NEXT: Veteran Democratic Rep. Earl Pomeroy in electoral trouble in North Dakota.
North Dakota District 1: Earl Pomeroy (D) v. Rick Berg (R)
It can get lonely being the representative from North Dakota. Rep. Earl Pomeroy has been the only one since 1993, which could change come November. (And it’s not because there’s been a baby boom in the Dakota’s that would let them have another rep.) Polls indicate that Pomeroy has been trailing his challenger, state legislator Rick Berg, since Rasmussen began surveying the state in February.
Despite Pomeroy’s efforts to distance himself from his Party, conservative groups have pummeled the 9-term incumbent with ads that focus on his vote in favor of the Democrats’ health care overhaul. (It sounded like a good idea at the time.) Moreover, the National Republican Campaign Committee has taken Berg in as one of their “Young Guns,” and are dropping a ton of dough on his election. (Well, for North Dakota at least.)
Pomeroy is a member of the Blue Dog Coalition, and despite voting for the health care bill and the $814 billion stimulus plan, Pomeroy says he’s “not a big government guy.” But his votes on those key issues are enough for his opposition to call him a “puppet” of House Speaker Nancy Pelosi. Since the ads ran earlier this year, Pomeroy has slammed Pelosi, saying he would not give her “passing grades for the way she handled this Congress.”
Pomeroy’s strategy of distancing himself from Democratic leadership appears to be working. Berg’s lead was cut down to just 3 points in the latest poll.
This is the first installment of an ongoing series about House races in the midterm elections that will appear every Monday leading up to Election Day. The Daily Caller will next analyze the Republican incumbents who are facing serious challenges.

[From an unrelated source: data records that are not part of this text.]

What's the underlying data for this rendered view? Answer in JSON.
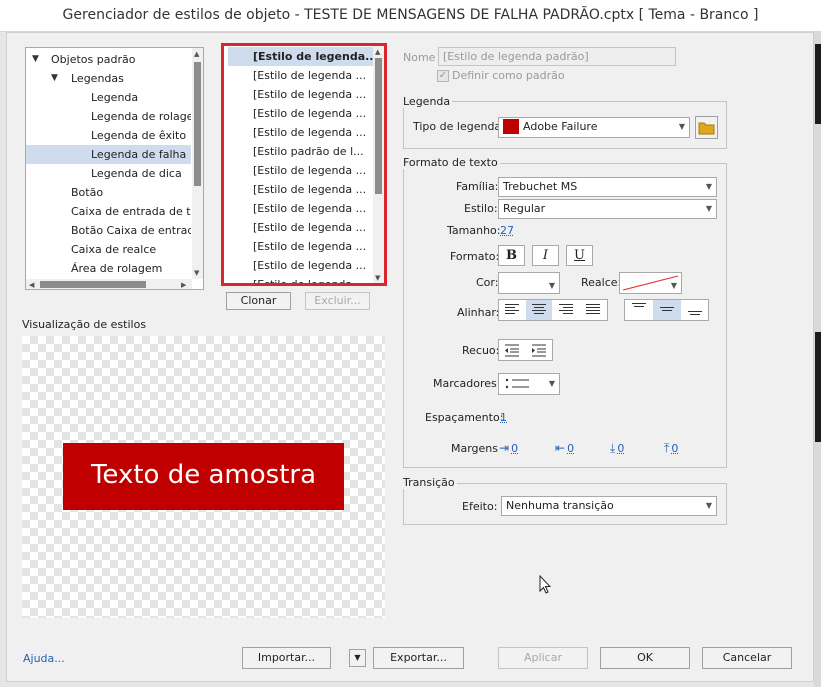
{
  "window": {
    "title": "Gerenciador de estilos de objeto - TESTE DE MENSAGENS DE FALHA PADRÃO.cptx [ Tema - Branco ]"
  },
  "tree": {
    "items": [
      {
        "label": "Objetos padrão",
        "level": 0,
        "expanded": true
      },
      {
        "label": "Legendas",
        "level": 1,
        "expanded": true
      },
      {
        "label": "Legenda",
        "level": 2
      },
      {
        "label": "Legenda de rolagem",
        "level": 2
      },
      {
        "label": "Legenda de êxito",
        "level": 2
      },
      {
        "label": "Legenda de falha",
        "level": 2,
        "selected": true
      },
      {
        "label": "Legenda de dica",
        "level": 2
      },
      {
        "label": "Botão",
        "level": 1
      },
      {
        "label": "Caixa de entrada de texto",
        "level": 1
      },
      {
        "label": "Botão Caixa de entrada",
        "level": 1
      },
      {
        "label": "Caixa de realce",
        "level": 1
      },
      {
        "label": "Área de rolagem",
        "level": 1
      }
    ]
  },
  "style_list": {
    "items": [
      "[Estilo de legenda...",
      "[Estilo de legenda ...",
      "[Estilo de legenda ...",
      "[Estilo de legenda ...",
      "[Estilo de legenda ...",
      "[Estilo padrão de l...",
      "[Estilo de legenda ...",
      "[Estilo de legenda ...",
      "[Estilo de legenda ...",
      "[Estilo de legenda ...",
      "[Estilo de legenda ...",
      "[Estilo de legenda ...",
      "[Estilo de legenda ..."
    ],
    "clone_label": "Clonar",
    "delete_label": "Excluir..."
  },
  "preview": {
    "title": "Visualização de estilos",
    "sample_text": "Texto de amostra",
    "sample_bg": "#c00000"
  },
  "name_section": {
    "label": "Nome",
    "value": "[Estilo de legenda padrão]",
    "default_label": "Definir como padrão",
    "default_checked": true
  },
  "caption": {
    "group_title": "Legenda",
    "type_label": "Tipo de legenda:",
    "type_value": "Adobe Failure",
    "type_color": "#c00000"
  },
  "text_format": {
    "group_title": "Formato de texto",
    "family_label": "Família:",
    "family_value": "Trebuchet MS",
    "style_label": "Estilo:",
    "style_value": "Regular",
    "size_label": "Tamanho:",
    "size_value": "27",
    "format_label": "Formato:",
    "bold": "B",
    "italic": "I",
    "underline": "U",
    "color_label": "Cor:",
    "highlight_label": "Realce:",
    "align_label": "Alinhar:",
    "indent_label": "Recuo:",
    "bullets_label": "Marcadores:",
    "spacing_label": "Espaçamento:",
    "spacing_value": "1",
    "margins_label": "Margens",
    "margins": [
      "0",
      "0",
      "0",
      "0"
    ]
  },
  "transition": {
    "group_title": "Transição",
    "effect_label": "Efeito:",
    "effect_value": "Nenhuma transição"
  },
  "footer": {
    "help": "Ajuda...",
    "import": "Importar...",
    "export": "Exportar...",
    "apply": "Aplicar",
    "ok": "OK",
    "cancel": "Cancelar"
  }
}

Correction: This article originally reported that Bobby Schilling was an Illinois state representative. He is a businessman.